(Records from a data collection)
►

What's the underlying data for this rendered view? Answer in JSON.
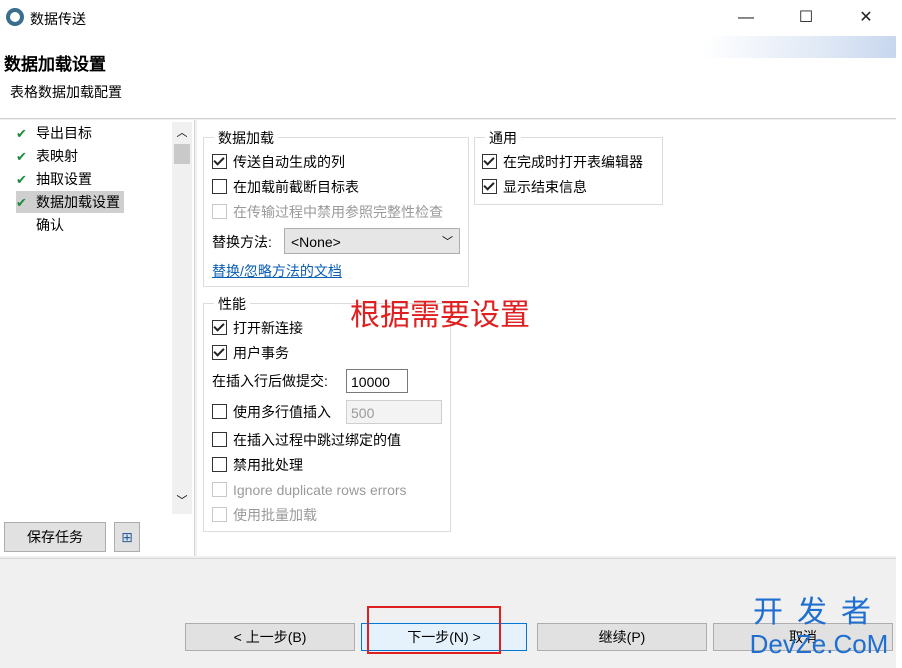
{
  "window": {
    "title": "数据传送",
    "minimize": "—",
    "maximize": "☐",
    "close": "✕"
  },
  "header": {
    "title": "数据加载设置",
    "subtitle": "表格数据加载配置"
  },
  "nav": {
    "items": [
      {
        "label": "导出目标",
        "checked": true
      },
      {
        "label": "表映射",
        "checked": true
      },
      {
        "label": "抽取设置",
        "checked": true
      },
      {
        "label": "数据加载设置",
        "checked": true,
        "selected": true
      },
      {
        "label": "确认",
        "checked": false
      }
    ],
    "save_task": "保存任务"
  },
  "data_load": {
    "title": "数据加载",
    "options": [
      {
        "label": "传送自动生成的列",
        "checked": true,
        "disabled": false
      },
      {
        "label": "在加载前截断目标表",
        "checked": false,
        "disabled": false
      },
      {
        "label": "在传输过程中禁用参照完整性检查",
        "checked": false,
        "disabled": true
      }
    ],
    "replace_label": "替换方法:",
    "replace_value": "<None>",
    "doc_link": "替换/忽略方法的文档"
  },
  "general": {
    "title": "通用",
    "options": [
      {
        "label": "在完成时打开表编辑器",
        "checked": true
      },
      {
        "label": "显示结束信息",
        "checked": true
      }
    ]
  },
  "performance": {
    "title": "性能",
    "open_new_connection": "打开新连接",
    "user_transaction": "用户事务",
    "commit_label": "在插入行后做提交:",
    "commit_value": "10000",
    "multi_row_label": "使用多行值插入",
    "multi_row_value": "500",
    "skip_bound": "在插入过程中跳过绑定的值",
    "disable_batch": "禁用批处理",
    "ignore_dup": "Ignore duplicate rows errors",
    "bulk_load": "使用批量加载"
  },
  "note": "根据需要设置",
  "footer": {
    "back": "< 上一步(B)",
    "next": "下一步(N) >",
    "continue": "继续(P)",
    "cancel": "取消"
  },
  "watermark": {
    "line1": "开发者",
    "line2": "DevZe.CoM"
  }
}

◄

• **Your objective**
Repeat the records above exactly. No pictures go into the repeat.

• **Output for this exercise**
What's the underlying data for this rendered view? Answer in JSON.
{
  "window": {
    "title": "数据传送",
    "minimize": "—",
    "maximize": "☐",
    "close": "✕"
  },
  "header": {
    "title": "数据加载设置",
    "subtitle": "表格数据加载配置"
  },
  "nav": {
    "items": [
      {
        "label": "导出目标",
        "checked": true
      },
      {
        "label": "表映射",
        "checked": true
      },
      {
        "label": "抽取设置",
        "checked": true
      },
      {
        "label": "数据加载设置",
        "checked": true,
        "selected": true
      },
      {
        "label": "确认",
        "checked": false
      }
    ],
    "save_task": "保存任务"
  },
  "data_load": {
    "title": "数据加载",
    "options": [
      {
        "label": "传送自动生成的列",
        "checked": true,
        "disabled": false
      },
      {
        "label": "在加载前截断目标表",
        "checked": false,
        "disabled": false
      },
      {
        "label": "在传输过程中禁用参照完整性检查",
        "checked": false,
        "disabled": true
      }
    ],
    "replace_label": "替换方法:",
    "replace_value": "<None>",
    "doc_link": "替换/忽略方法的文档"
  },
  "general": {
    "title": "通用",
    "options": [
      {
        "label": "在完成时打开表编辑器",
        "checked": true
      },
      {
        "label": "显示结束信息",
        "checked": true
      }
    ]
  },
  "performance": {
    "title": "性能",
    "open_new_connection": "打开新连接",
    "user_transaction": "用户事务",
    "commit_label": "在插入行后做提交:",
    "commit_value": "10000",
    "multi_row_label": "使用多行值插入",
    "multi_row_value": "500",
    "skip_bound": "在插入过程中跳过绑定的值",
    "disable_batch": "禁用批处理",
    "ignore_dup": "Ignore duplicate rows errors",
    "bulk_load": "使用批量加载"
  },
  "note": "根据需要设置",
  "footer": {
    "back": "< 上一步(B)",
    "next": "下一步(N) >",
    "continue": "继续(P)",
    "cancel": "取消"
  },
  "watermark": {
    "line1": "开发者",
    "line2": "DevZe.CoM"
  }
}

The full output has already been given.